I never really studied the war in great detail but the chapter devoted to Korea has been something of a revelation. Plenty of late WW2 propeller driven types and a basket of early jets makes for a truly diverse range of match ups, all of which means some interesting games. A mixture of old and new technology with the older stuff being very much at the pinnacle of piston engined aircraft development.

Rather like the naval side of the American Civil War….

There you had sailing ships that were pretty much at the technological summit of their development mixing it with steam power and those newfangled ironclads. The two struck me as having this in common!

Essential research material and there are few other titles produced by Osprey that would be handy to add to the collection

Anyways, enthused by the revelations of the Rendall book - incidentally I should mention that this title is by no means the definitive word on the subject, as some of the more pithier reviews on Amazon pointed out - and remembering that the well known aerial gamer, blogger and prince of the project list, Jim Jackaman, had covered this particular war using 1:600th Tumbling Dice models and the Mig Alley rules, I decide to take a further look. Naturally this involved a modest degree of expenditure in terms of research but it will be fulfilling a need I didn’t know I had - actually that is not entirely accurate, I had planned a small aerial project but had gotten no further than the Battle of Britain. The first step was to secure a copy of the rather timely written book you see above.
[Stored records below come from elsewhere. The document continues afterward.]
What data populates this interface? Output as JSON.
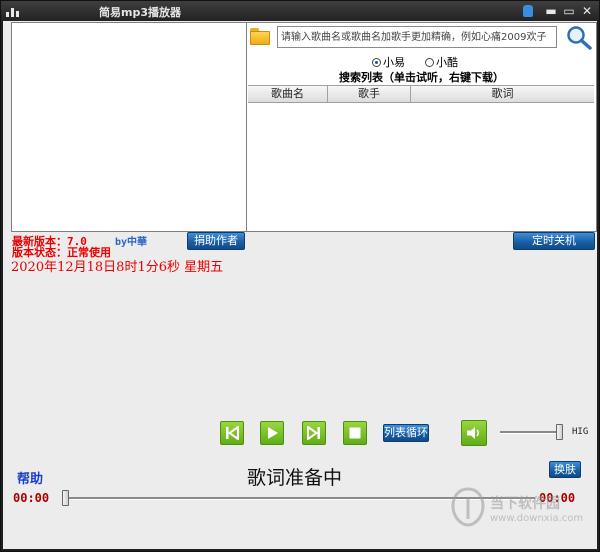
{
  "window": {
    "title": "简易mp3播放器"
  },
  "title_buttons": {
    "minimize": "▬",
    "maximize": "▭",
    "close": "✕"
  },
  "search": {
    "placeholder": "请输入歌曲名或歌曲名加歌手更加精确，例如心痛2009欢子",
    "value": "",
    "sources": [
      {
        "label": "小易",
        "selected": true
      },
      {
        "label": "小酷",
        "selected": false
      }
    ],
    "list_title": "搜索列表（单击试听，右键下载）",
    "columns": [
      "歌曲名",
      "歌手",
      "歌词"
    ]
  },
  "info": {
    "version": "最新版本：7.0",
    "by": "by中華",
    "status": "版本状态：正常使用",
    "datetime": "2020年12月18日8时1分6秒  星期五"
  },
  "buttons": {
    "donate": "捐助作者",
    "shutdown_timer": "定时关机",
    "loop_mode": "列表循环",
    "skin": "换肤",
    "help": "帮助"
  },
  "player": {
    "lyric_status": "歌词准备中",
    "time_current": "00:00",
    "time_total": "00:00",
    "progress": 0,
    "volume": 1.0,
    "volume_label": "HIG"
  },
  "watermark": {
    "text": "当下软件园",
    "url": "www.downxia.com"
  },
  "colors": {
    "accent_green": "#5fae17",
    "accent_blue": "#1a5fa6",
    "red_text": "#e00000",
    "help_blue": "#1a3fc7"
  },
  "icons": [
    "app-icon",
    "skin-icon",
    "folder-icon",
    "search-icon",
    "prev-icon",
    "play-icon",
    "next-icon",
    "stop-icon",
    "volume-icon"
  ]
}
In an exchange with the aforementioned Mr Jackaman he suggested that the Mig Alley pack plus a couple of extra packs would be more than sufficient for a nifty little set up which will be fun to do. 

Anyhow, planning for this and the various other bits and pieces I have on the go will keep me occupied whilst Laurel and I both deal with the bout of Covid we now have - her first and my second!
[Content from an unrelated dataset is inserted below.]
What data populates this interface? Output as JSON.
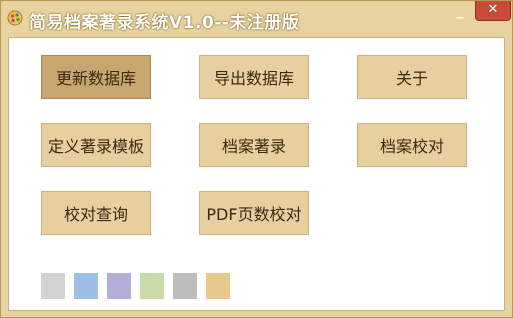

Steve J. said...

Sorry to hear you have both come down with Covid! Poor old Bob Cordery has been struck down again too:(.
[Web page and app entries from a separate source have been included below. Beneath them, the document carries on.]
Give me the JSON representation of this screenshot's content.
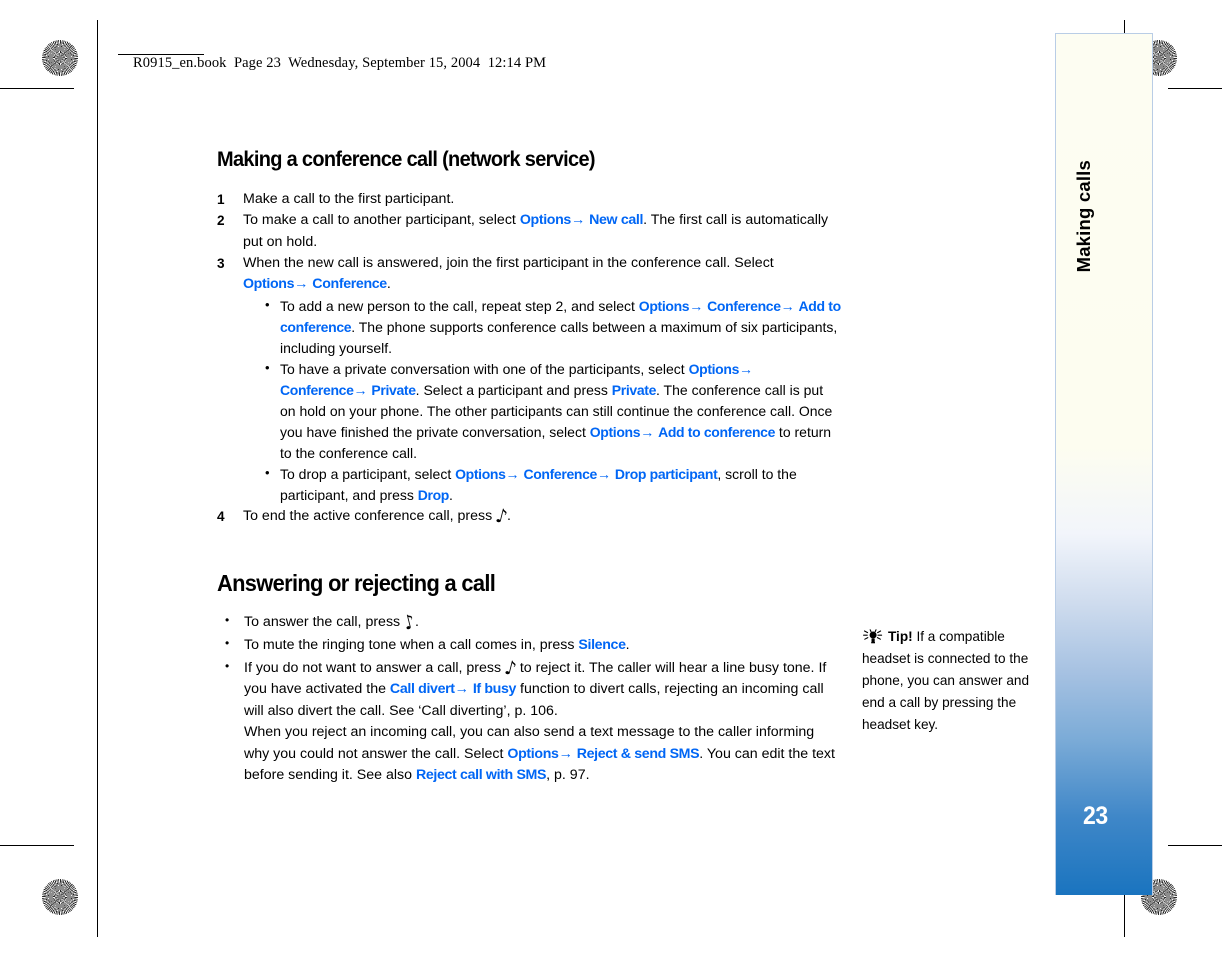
{
  "document": {
    "running_header": "R0915_en.book  Page 23  Wednesday, September 15, 2004  12:14 PM",
    "page_number": "23",
    "tab_label": "Making calls"
  },
  "section1": {
    "heading": "Making a conference call (network service)",
    "steps": [
      {
        "num": "1",
        "text_1": "Make a call to the first participant."
      },
      {
        "num": "2",
        "text_1": "To make a call to another participant, select ",
        "link_1": "Options",
        "arrow_1": "→",
        "link_2": "New call",
        "text_2": ". The first call is automatically put on hold."
      },
      {
        "num": "3",
        "text_1": "When the new call is answered, join the first participant in the conference call. Select ",
        "link_1": "Options",
        "arrow_1": "→",
        "link_2": "Conference",
        "text_2": "."
      },
      {
        "num": "4",
        "text_1": "To end the active conference call, press ",
        "glyph": "♪",
        "text_2": "."
      }
    ],
    "sub_bullets": [
      {
        "text_1": "To add a new person to the call, repeat step 2, and select ",
        "link_1": "Options",
        "arrow_1": "→",
        "link_2": "Conference",
        "arrow_2": "→",
        "link_3": "Add to conference",
        "text_2": ". The phone supports conference calls between a maximum of six participants, including yourself."
      },
      {
        "text_1": "To have a private conversation with one of the participants, select ",
        "link_1": "Options",
        "arrow_1": "→",
        "link_2": "Conference",
        "arrow_2": "→",
        "link_3": "Private",
        "text_2": ". Select a participant and press ",
        "link_4": "Private",
        "text_3": ". The conference call is put on hold on your phone. The other participants can still continue the conference call. Once you have finished the private conversation, select ",
        "link_5": "Options",
        "arrow_3": "→",
        "link_6": "Add to conference",
        "text_4": " to return to the conference call."
      },
      {
        "text_1": "To drop a participant, select ",
        "link_1": "Options",
        "arrow_1": "→",
        "link_2": "Conference",
        "arrow_2": "→",
        "link_3": "Drop participant",
        "text_2": ", scroll to the participant, and press ",
        "link_4": "Drop",
        "text_3": "."
      }
    ]
  },
  "section2": {
    "heading": "Answering or rejecting a call",
    "bullets": [
      {
        "text_1": "To answer the call, press ",
        "glyph": "♪",
        "text_2": "."
      },
      {
        "text_1": "To mute the ringing tone when a call comes in, press ",
        "link_1": "Silence",
        "text_2": "."
      },
      {
        "text_1": "If you do not want to answer a call, press ",
        "glyph": "♪",
        "text_2": " to reject it. The caller will hear a line busy tone. If you have activated the ",
        "link_1": "Call divert",
        "arrow_1": "→",
        "link_2": "If busy",
        "text_3": " function to divert calls, rejecting an incoming call will also divert the call. See ‘Call diverting’, p. 106.",
        "text_4": "When you reject an incoming call, you can also send a text message to the caller informing why you could not answer the call. Select  ",
        "link_3": "Options",
        "arrow_2": "→",
        "link_4": "Reject & send SMS",
        "text_5": ". You can edit the text before sending it. See also ",
        "link_5": "Reject call with SMS",
        "text_6": ", p. 97."
      }
    ]
  },
  "tip": {
    "label": "Tip!",
    "text": " If a compatible headset is connected to the phone, you can answer and end a call by pressing the headset key."
  },
  "colors": {
    "link": "#0066f5",
    "tab_blue": "#1a74bf",
    "tab_cream": "#fdfdf2",
    "tab_border": "#b9cde6"
  }
}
Not my period at all but the mix of aircraft is certainly attractive. Years ago whilst wandering the Fleet Air Arm museum on a family visit, I was struck by how tiny one of the early MIG's was, so much smaller than WWII fighters. It must have come as a shock to the pilots when they first encountered these over Korea.

David Crook said...

Hi Steve J,

This is my second time and it is nowhere near as bad as the first but the symptoms seem very erratic. I am by turns shivery, sneezy, coughing or lethargic - or any combination at any given time!

The FAA Museum is a great place to visit and I recall the Mig - you are right about the size! As mentioned, I had an aerial itch and was looking to scratch it with the old standby of the Battle of Britain but this seems to have rather a lot more to offer in terms of what I am looking for.

Certainly it is something different!

All the best,


Mark Cordone said...

Get well soon, here's hoping for a very mild case for both of you. I'm looking forward to yours and Bob's new gridded navel wargames Facebook page. Should yield some interesting stuff. Perhaps just the right place for me to post my old fast play fighting sail rules once I have finished converting them to play on a hex board.

Aly Morrison said...

Interesting looking books David…
I do find those transitional periods fascinating… with the old/traditional and the new/innovative sharing the same battlefield.

All the best. Aly

David Crook said...

Hi Mark,

Thank you kindly old chap! Laurel is still rough but I seem to be coming out the other side so hopefully she will be soon.

Early days with the new FB group but very encouraging so far! Looking forward to adding some content and encouraging diverse ideas.

All the best,


David Crook said...

Hi Aly,

Transitional periods have a great entertainment value - probably why I enjoy the whole ironclads thing so much as well!

Splash One is a great primer on the subject albeit only up to its publication date.

The Butterflies are circling….

All the best,